    Brian G. Barrett

    Some state banking regulators see the Office of the Comptroller of the Currency's plan to create a new charter for financial technology companies as a direct threat to their existing authority. Litigation challenging the preemptive effect of the fintech charter would likely involve an interpretation of the limitations on the OCC’s statutory preemptive power, say attorneys with Eversheds Sutherland (US) LLP.

  • The Mistakes Lawyers Make When Copying And Pasting

    Robert D. Lang

    We all recognize that cutting or copying text from earlier works and pasting it into new documents saves attorneys time. However, with this increase in speed comes an increased risk of making, or not catching, errors, says Robert Lang of D’Amato & Lynch LLP.

  • When You Find Human Remains On Your Construction Site

    Richard S. Reizen

    Contractors often stumble upon artifacts, ancient burial grounds, cemeteries and human remains while in the midst of a construction project. The most important immediate action is to stop work, contact the authorities and preserve the remains and artifacts, say Richard Reizen and Daniel Crowley of Gould & Ratner LLP.

  • Opinion

    Calif. Court Gets Automatic Funding Disclosure Right

    Matthew D. Harrison

    Detractors of litigation funding have strained to characterize a recent decision from a California federal court as significant headway in their crusade against the litigation funding industry. However, in truth, this is a victory for both the industry and those in need of capital to bring meritorious claims against wrongdoers in an often prohibitively expensive legal system, say Matthew Harrison and Priya G. Pai of Bentham IMF.

  • Civil Litigation Outlook For 2017

    Reid Schar

    Several areas of civil litigation appear poised for growth this year, including securities class action activity, which could outpace even the significant 2016 levels, and trade secret litigation, which could see further growth in the coming year under the Defend Trade Secrets Act. Meanwhile, as companies increasingly face the specter of data breaches, several developments in 2017 could bring greater clarity to this area of the law... (continued)

  • Legal Pot Industry Bugged By Lack Of Pesticide Guidance

    Telisport W. Putsavage

    Marijuana cultivation suffers from the same pest and disease pressure as any large commercial greenhouse operation. However, the circumstance unique to this setting is that any use of a pesticide in the cultivation of marijuana is a violation of federal law, says Telisport Putsavage of Putsavage PLLC.

  • Illinois Biometrics Legislation Sets Trend

    Kathryn E. Deal

    Litigation under Illinois’ Biometric Information Privacy Act has included putative class actions against corporate defendants ranging from some of the largest social media and technology companies to a daycare center.

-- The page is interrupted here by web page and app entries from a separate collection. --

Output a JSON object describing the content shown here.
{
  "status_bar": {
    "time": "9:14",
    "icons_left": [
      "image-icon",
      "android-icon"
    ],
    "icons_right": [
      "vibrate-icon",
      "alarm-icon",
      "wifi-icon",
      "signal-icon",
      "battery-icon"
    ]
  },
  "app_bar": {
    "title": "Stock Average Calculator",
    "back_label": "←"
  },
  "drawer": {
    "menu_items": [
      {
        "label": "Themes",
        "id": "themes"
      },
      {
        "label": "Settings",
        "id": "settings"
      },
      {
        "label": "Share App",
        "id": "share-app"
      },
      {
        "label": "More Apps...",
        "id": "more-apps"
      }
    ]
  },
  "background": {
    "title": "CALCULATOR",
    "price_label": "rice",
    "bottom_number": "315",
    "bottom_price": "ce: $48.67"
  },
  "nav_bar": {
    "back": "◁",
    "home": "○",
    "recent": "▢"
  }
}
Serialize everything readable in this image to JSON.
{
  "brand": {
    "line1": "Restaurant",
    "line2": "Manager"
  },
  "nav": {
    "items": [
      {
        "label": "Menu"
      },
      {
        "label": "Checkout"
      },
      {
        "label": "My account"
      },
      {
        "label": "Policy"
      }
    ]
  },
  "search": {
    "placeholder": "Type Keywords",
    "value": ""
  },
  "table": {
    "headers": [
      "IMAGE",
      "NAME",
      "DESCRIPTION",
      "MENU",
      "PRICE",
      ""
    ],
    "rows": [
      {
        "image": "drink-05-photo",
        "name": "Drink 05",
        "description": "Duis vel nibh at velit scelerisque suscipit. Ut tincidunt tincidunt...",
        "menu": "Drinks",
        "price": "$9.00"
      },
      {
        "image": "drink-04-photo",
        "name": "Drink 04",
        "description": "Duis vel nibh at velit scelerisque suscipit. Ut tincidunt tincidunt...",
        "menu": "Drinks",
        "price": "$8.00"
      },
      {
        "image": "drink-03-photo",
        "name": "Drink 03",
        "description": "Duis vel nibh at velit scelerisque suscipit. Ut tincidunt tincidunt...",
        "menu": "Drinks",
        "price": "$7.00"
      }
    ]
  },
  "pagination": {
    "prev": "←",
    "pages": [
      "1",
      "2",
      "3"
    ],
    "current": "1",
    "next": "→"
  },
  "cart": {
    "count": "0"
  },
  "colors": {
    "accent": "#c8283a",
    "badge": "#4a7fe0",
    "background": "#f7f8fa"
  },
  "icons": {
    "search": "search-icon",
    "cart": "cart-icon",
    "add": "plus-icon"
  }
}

Now the Connecticut, New Hampshire, Washington and Alaska legislatures have also proposed bills that would regulate the collection, retention and use of biometric data, say attorneys with Drinker Biddle & Reath LLP.

  • Debating Anti-Rebate And Inducement Laws In Washington

    Shawn Hanson

    Last month, the Washington state Senate introduced a bill that would amend its anti-rebate and inducement laws to allow insurers to offer free goods and services. Supporters argue that Washington is the only state in the country to force consumers to pay for technology that is free everywhere else, while opponents have expressed concern for fair competition, say Shawn Hanson and Crystal Roberts of Akin Gump Strauss Hauer & Feld LLP.

  • Trump’s Enviro Law Impact May Not Be What Many Anticipate

    Lester Sotsky

    Many posit a material decline in environmental enforcement and a retrenchment or reversal of environmental regulatory initiatives in the new Trump administration. We expect three concrete areas where activism and activity will be on the rise during this time, targeting a variety of environmental, public health and liability issues of considerable potential consequences, say Lester Sotsky and Andy Wang of Arnold & Porter Kaye Scholer LLP.